A longer duration continuous light crosslinking protocol has comparable efficacy to an accelerated pulsed light crosslinking protocol in terms of postoperative stability and corneal tissue penetration.

Continuous light accelerated crosslinking (cl-CXL) has similar postoperative stability and corneal penetrating capabilities to pulsed light accelerated crosslinking (pl-CXL), according to findings published in Clinical Ophthalmology.

Researchers conducted a retrospective study to compare 2 accelerated crosslinking protocols in the management of keratoconus (KC). The study included 2 groups of patients with mild-moderate progressive KC: group 1 was comprised of 103 eyes that received pulsed light accelerated crosslinking at a power of 30 mW/cm2 with an irradiation time of 4 minutes; and group 2 included 87 eyes that received continuous light accelerated crosslinking at a power of 12 mW/cm2 with an irradiation time of 10 minutes.

Using anterior segment optical coherence tomography (AS-OCT), the researchers compared recordings of the central and peripheral demarcation line depths (DD), and the maximum (DDmax) and minimum (DDmin) DD, between the 2 study groups 1 month after treatment protocol.

Evaluation of treatment stability was performed pre and postoperatively (1 year following surgery) by comparing the refractive and keratometric outcomes in both groups.

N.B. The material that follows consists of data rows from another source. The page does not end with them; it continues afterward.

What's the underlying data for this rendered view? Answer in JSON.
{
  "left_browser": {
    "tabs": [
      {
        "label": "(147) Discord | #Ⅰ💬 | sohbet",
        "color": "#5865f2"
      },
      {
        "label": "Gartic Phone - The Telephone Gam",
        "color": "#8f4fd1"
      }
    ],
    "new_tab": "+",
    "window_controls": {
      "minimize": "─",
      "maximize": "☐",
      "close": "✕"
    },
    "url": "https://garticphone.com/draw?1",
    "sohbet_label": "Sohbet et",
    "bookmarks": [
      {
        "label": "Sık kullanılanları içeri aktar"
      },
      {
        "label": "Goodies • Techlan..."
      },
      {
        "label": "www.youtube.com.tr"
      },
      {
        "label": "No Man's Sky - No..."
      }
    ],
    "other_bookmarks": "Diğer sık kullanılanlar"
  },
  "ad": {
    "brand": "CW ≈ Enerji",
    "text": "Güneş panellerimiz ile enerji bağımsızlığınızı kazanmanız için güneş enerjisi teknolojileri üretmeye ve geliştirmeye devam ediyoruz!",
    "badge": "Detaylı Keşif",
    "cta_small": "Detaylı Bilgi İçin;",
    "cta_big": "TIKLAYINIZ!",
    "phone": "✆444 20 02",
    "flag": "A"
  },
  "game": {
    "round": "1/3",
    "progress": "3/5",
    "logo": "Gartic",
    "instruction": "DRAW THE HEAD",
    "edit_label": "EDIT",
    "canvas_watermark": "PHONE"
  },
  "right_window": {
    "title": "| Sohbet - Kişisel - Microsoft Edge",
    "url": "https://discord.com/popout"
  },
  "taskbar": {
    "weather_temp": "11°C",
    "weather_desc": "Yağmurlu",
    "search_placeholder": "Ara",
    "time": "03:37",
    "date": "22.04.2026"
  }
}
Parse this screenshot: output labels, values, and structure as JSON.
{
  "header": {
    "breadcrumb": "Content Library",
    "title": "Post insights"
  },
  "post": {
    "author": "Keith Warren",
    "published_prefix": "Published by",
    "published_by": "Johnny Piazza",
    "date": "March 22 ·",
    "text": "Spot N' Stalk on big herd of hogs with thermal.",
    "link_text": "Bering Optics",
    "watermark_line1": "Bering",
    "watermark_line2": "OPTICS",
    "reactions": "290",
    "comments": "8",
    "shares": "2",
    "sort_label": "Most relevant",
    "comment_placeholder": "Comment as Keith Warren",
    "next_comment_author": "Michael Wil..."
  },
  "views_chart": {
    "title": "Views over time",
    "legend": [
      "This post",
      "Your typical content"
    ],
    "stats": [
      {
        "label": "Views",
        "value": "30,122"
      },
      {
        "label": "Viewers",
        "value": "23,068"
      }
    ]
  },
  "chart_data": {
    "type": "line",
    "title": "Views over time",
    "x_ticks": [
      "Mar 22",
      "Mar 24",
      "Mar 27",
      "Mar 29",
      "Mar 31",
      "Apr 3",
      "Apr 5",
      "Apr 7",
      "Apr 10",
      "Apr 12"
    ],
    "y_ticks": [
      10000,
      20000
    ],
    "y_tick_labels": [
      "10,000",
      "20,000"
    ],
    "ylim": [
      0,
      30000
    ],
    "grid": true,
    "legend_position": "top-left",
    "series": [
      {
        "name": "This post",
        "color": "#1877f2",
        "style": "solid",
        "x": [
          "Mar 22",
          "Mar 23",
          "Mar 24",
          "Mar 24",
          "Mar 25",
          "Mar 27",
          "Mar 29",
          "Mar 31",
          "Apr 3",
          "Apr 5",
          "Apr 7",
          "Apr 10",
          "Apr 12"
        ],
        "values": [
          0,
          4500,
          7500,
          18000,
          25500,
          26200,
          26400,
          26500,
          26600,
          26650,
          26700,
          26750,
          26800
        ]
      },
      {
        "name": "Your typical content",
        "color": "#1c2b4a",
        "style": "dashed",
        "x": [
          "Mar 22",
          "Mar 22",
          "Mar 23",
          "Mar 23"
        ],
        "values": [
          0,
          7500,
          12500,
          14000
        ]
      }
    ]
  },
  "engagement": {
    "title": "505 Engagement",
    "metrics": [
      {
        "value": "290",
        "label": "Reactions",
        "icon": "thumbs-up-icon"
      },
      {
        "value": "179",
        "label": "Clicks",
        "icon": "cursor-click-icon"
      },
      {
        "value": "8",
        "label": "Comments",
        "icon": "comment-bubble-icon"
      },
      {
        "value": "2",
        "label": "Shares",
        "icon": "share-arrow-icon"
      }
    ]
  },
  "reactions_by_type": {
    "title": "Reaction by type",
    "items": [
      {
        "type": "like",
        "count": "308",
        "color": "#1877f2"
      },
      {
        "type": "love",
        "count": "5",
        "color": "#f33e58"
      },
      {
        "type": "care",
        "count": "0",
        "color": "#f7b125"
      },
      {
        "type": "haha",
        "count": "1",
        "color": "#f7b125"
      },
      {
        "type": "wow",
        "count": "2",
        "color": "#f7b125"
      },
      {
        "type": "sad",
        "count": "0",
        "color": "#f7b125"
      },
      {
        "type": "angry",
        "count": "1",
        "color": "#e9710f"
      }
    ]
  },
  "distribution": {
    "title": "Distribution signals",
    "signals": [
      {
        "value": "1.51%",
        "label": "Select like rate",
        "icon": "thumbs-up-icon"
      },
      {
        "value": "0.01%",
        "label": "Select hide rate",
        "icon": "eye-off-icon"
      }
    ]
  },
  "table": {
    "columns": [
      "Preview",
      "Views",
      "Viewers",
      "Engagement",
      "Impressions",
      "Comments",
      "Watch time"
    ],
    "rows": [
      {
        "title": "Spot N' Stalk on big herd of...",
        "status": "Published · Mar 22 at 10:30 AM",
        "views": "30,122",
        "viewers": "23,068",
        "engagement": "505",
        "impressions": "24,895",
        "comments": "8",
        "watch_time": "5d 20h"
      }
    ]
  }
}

The study found no statistically significant differences in the preoperative corneal thickness (minimum and central) and the epithelial thickness measurements between the 2 groups. However, the patients who underwent pulsed light accelerated crosslinking had slightly larger central DD (223.4±62.3 µm), DDmax (240.4±61.8 µm), and DDmin (201±54 µm) than the patients who underwent continuous light accelerated crosslinking (221.8±37 µm, 229.1±38.4 µm, and 212±37.2 µm, respectively).

It is noteworthy that the DD cannot be considered as a sole reliable parameter for the effectiveness of CXL protocols.

Differences in the subjective refraction and the average and maximum keratometry, denoting visual, refractive, and keratometric stability, pre- and postoperatively, was also statistically insignificant between the 2 accelerated crosslinking protocols.

“It is noteworthy that the DD cannot be considered as a sole reliable parameter for the effectiveness of CXL protocols,” the researchers explain. “Hence, we also compared the pre and postoperative visual, refractive, and keratometric performances, which indicated
stability in both groups.”

Study limitations include those inherent to its retrospective nature; and possible confounding of data due to the use of both eyes in some patients. A strength of this study involves its large sample size which confirmed previous findings regarding the reliability of AS-OCT to measure DD following accelerated crosslinking.


Yousif MO, Elkitkat RS, Alaarag NA, Seleet MM, Soliman AH. Comparison between pulsed and continuous accelerated corneal cross-linking protocols. Clin Ophthalmol. 2023;17:1407-1413. doi:10.2147/opth.s409178